Edward Joseph Snowden was a computer whiz who wanted to put his talents to work for the United States Government. He proved to be an elite programmer whose skills caught the attention of the CIA and National Security Administration. But he soon realized that our government was not just spying on foreign enemies, but allies, and even hundreds of millions of Americans by going through their emails, text messages, and telephone calls. Snowden hoped that some of these activities would be curtailed based upon the campaign rhetoric of newly elected president, Barack Obama. But Snowden saw that the new president did not cutback, but instead, expanded these areas of surveillance. Further, he watched those who complained internally about these government excesses have their careers destroyed and in some cases were arrested.

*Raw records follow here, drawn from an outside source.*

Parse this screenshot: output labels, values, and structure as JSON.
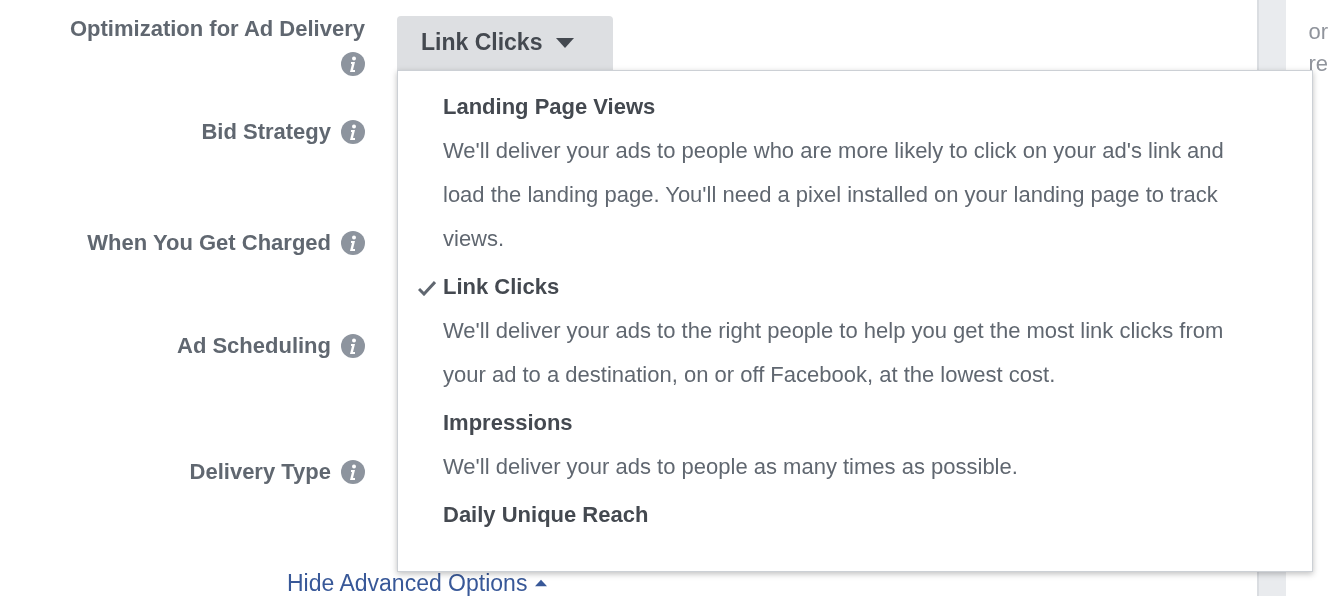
{
  "fields": [
    {
      "label": "Optimization for Ad Delivery"
    },
    {
      "label": "Bid Strategy"
    },
    {
      "label": "When You Get Charged"
    },
    {
      "label": "Ad Scheduling"
    },
    {
      "label": "Delivery Type"
    }
  ],
  "dropdown": {
    "value": "Link Clicks",
    "expanded": true,
    "options": [
      {
        "title": "Landing Page Views",
        "description": "We'll deliver your ads to people who are more likely to click on your ad's link and load the landing page. You'll need a pixel installed on your landing page to track views.",
        "selected": false
      },
      {
        "title": "Link Clicks",
        "description": "We'll deliver your ads to the right people to help you get the most link clicks from your ad to a destination, on or off Facebook, at the lowest cost.",
        "selected": true
      },
      {
        "title": "Impressions",
        "description": "We'll deliver your ads to people as many times as possible.",
        "selected": false
      },
      {
        "title": "Daily Unique Reach",
        "selected": false
      }
    ]
  },
  "advanced_link": "Hide Advanced Options",
  "side_panel": {
    "lines": [
      "or",
      "re"
    ]
  }
}
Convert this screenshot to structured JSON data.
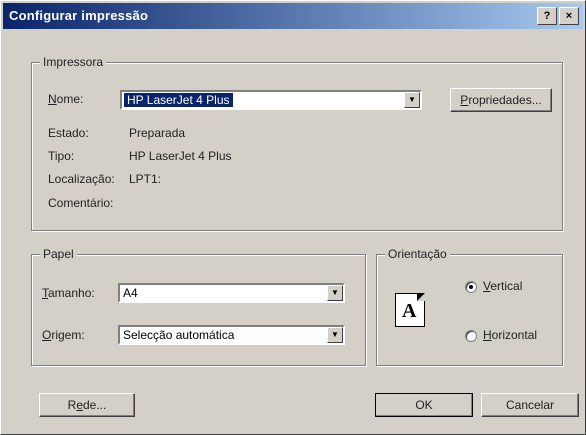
{
  "window": {
    "title": "Configurar impressão",
    "help_button": "?",
    "close_button": "×"
  },
  "printer": {
    "legend": "Impressora",
    "name_label": "Nome:",
    "name_value": "HP LaserJet 4 Plus",
    "properties_button": "Propriedades...",
    "status_label": "Estado:",
    "status_value": "Preparada",
    "type_label": "Tipo:",
    "type_value": "HP LaserJet 4 Plus",
    "location_label": "Localização:",
    "location_value": "LPT1:",
    "comment_label": "Comentário:",
    "comment_value": ""
  },
  "paper": {
    "legend": "Papel",
    "size_label": "Tamanho:",
    "size_value": "A4",
    "source_label": "Origem:",
    "source_value": "Selecção automática"
  },
  "orientation": {
    "legend": "Orientação",
    "icon_letter": "A",
    "vertical_label": "Vertical",
    "horizontal_label": "Horizontal",
    "selected": "Vertical"
  },
  "buttons": {
    "network": "Rede...",
    "ok": "OK",
    "cancel": "Cancelar"
  },
  "icons": [
    "help-icon",
    "close-icon",
    "dropdown-arrow-icon",
    "portrait-page-icon"
  ]
}
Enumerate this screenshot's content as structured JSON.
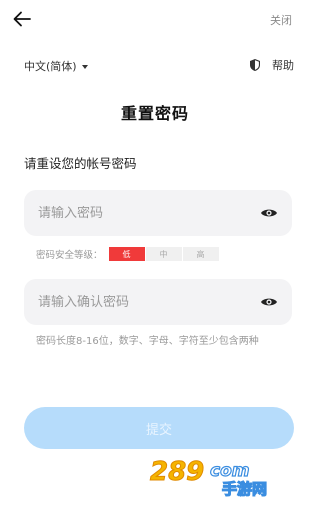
{
  "header": {
    "close_label": "关闭"
  },
  "language": {
    "selected": "中文(简体)"
  },
  "help": {
    "label": "帮助"
  },
  "page": {
    "title": "重置密码",
    "subtitle": "请重设您的帐号密码"
  },
  "password": {
    "placeholder": "请输入密码"
  },
  "strength": {
    "label": "密码安全等级：",
    "levels": [
      "低",
      "中",
      "高"
    ],
    "current": "低"
  },
  "confirm": {
    "placeholder": "请输入确认密码"
  },
  "hint": "密码长度8-16位，数字、字母、字符至少包含两种",
  "submit_label": "提交",
  "watermark": {
    "text": "手游网",
    "number": "289",
    "domain": "com"
  },
  "colors": {
    "accent_disabled": "#b6dcfb",
    "strength_low": "#f03a3a"
  }
}
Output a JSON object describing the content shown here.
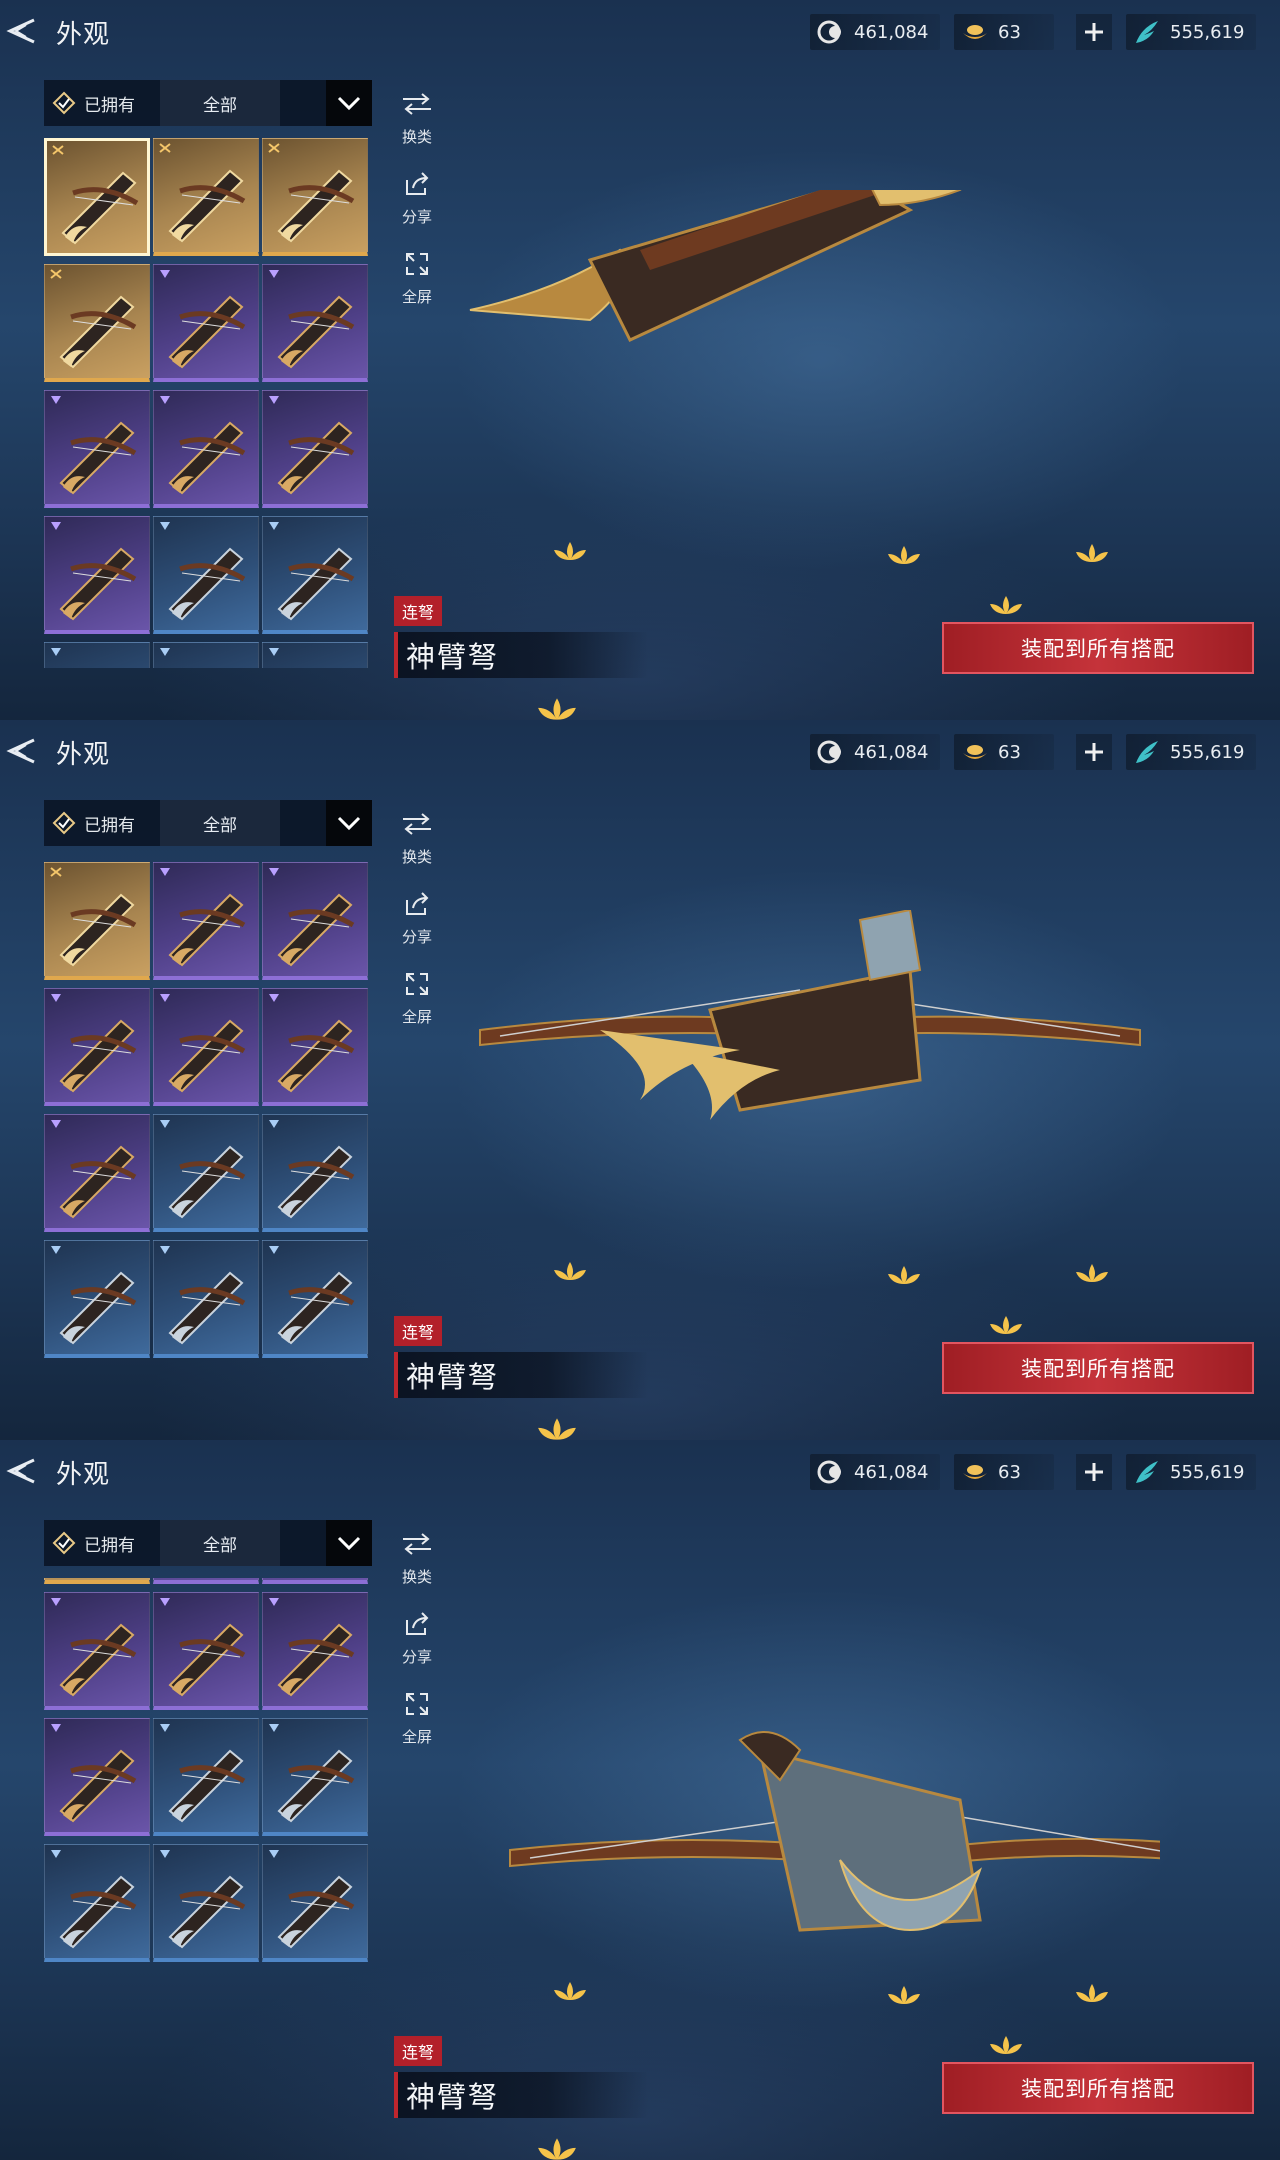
{
  "header": {
    "title": "外观",
    "currencies": [
      {
        "icon": "jade-coin-icon",
        "value": "461,084"
      },
      {
        "icon": "gold-ingot-icon",
        "value": "63"
      },
      {
        "icon": "feather-token-icon",
        "value": "555,619"
      }
    ]
  },
  "filter": {
    "owned_label": "已拥有",
    "category_label": "全部"
  },
  "side_actions": [
    {
      "icon": "swap-icon",
      "label": "换类"
    },
    {
      "icon": "share-icon",
      "label": "分享"
    },
    {
      "icon": "fullscreen-icon",
      "label": "全屏"
    }
  ],
  "item": {
    "type_label": "连弩",
    "name": "神臂弩"
  },
  "equip_button_label": "装配到所有搭配",
  "skin_grid": {
    "rarities": [
      "gold",
      "gold",
      "gold",
      "gold",
      "purple",
      "purple",
      "purple",
      "purple",
      "purple",
      "purple",
      "blue",
      "blue",
      "blue",
      "blue",
      "blue"
    ],
    "selected_index": 0
  },
  "colors": {
    "accent_red": "#c5333a",
    "gold_rarity": "#e0a84d",
    "purple_rarity": "#8d6fd6",
    "blue_rarity": "#4f86c6"
  }
}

Snowden makes the life-changing decision to leave his post in Hawaii, travel to Hong Kong and release confidential tapes of the U.S.'s eavesdropping activities to the press.
Snowden is one of the best films of the year. It's thrilling, informative, and exceptionally well written by Kieran Fitzpatrick and Oliver Stone who also directed the film. It's a rich production following not just the evolution of Snowden's views and concerns but how it affects him and his relationship with his girlfriend. The storyline also takes viewers into the governments' security at all cost mindset; even if it means overkill in data gathering and overriding the constitution.
Equal to the quality of this film's writing and direction, are the stellar performances of Joseph Gordon-Levitt as Snowden, Shailene Woodley who plays his girlfriend Lindsey Mills, and supporting cast members Rhys Ifans and Nicholas Cage.
As to cast diversity, Snowden gets a "B". Films based upon true stories get more leeway on cast diversity because actors chosen tend to be the same race as the real people. One of the small but important roles is that of Patrick Haynes a computer genius, and a black man, played by Keith Stanfield. Haynes who speaks seven languages is described by a colleague as the smartest man in the agency. And this character shows that brilliant, nerdy computer techs come in all colors.
Snowden is entertaining, thought providing, and gets a See It! rating.
It's Rated R for language and sexuality and nudity and is 138 minutes in length.